╭─ DATA PROVIDED

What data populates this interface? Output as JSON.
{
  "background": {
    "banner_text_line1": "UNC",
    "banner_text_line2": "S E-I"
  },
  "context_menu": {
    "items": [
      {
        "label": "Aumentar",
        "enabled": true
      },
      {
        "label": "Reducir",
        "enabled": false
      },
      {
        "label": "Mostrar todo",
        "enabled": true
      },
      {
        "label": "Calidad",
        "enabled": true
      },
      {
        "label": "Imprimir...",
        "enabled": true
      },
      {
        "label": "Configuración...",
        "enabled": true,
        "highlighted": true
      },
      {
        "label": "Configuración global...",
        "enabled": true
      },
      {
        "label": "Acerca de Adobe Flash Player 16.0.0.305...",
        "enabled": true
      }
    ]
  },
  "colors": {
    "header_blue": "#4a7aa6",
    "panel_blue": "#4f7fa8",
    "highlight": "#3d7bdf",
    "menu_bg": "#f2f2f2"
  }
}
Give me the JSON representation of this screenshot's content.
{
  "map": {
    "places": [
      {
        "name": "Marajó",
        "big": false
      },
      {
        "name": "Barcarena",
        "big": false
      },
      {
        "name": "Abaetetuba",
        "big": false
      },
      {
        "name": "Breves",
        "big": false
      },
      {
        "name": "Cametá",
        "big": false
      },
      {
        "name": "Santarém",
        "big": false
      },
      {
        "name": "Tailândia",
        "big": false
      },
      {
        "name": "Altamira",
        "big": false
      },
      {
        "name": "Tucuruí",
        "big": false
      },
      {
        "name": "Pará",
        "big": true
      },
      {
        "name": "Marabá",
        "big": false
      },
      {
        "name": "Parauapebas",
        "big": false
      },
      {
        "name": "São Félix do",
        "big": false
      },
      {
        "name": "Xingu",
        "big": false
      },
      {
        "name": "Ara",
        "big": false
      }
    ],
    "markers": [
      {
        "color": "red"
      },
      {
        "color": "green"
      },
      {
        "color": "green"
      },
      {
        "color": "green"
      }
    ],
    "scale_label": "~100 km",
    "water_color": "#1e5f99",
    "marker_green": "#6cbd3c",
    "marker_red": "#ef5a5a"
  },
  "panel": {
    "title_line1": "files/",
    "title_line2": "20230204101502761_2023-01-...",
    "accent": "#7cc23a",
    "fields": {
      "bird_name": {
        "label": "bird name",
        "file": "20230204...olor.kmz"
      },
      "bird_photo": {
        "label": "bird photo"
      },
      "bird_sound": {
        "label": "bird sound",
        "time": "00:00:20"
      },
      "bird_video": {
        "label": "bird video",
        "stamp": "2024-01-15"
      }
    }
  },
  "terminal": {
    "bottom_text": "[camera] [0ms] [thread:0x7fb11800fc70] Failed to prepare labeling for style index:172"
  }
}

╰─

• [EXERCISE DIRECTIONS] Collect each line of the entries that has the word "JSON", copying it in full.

• [SOLUTION FOR THIS PROBLEM]
What data populates this interface? Output as JSON.
Give me the JSON representation of this screenshot's content.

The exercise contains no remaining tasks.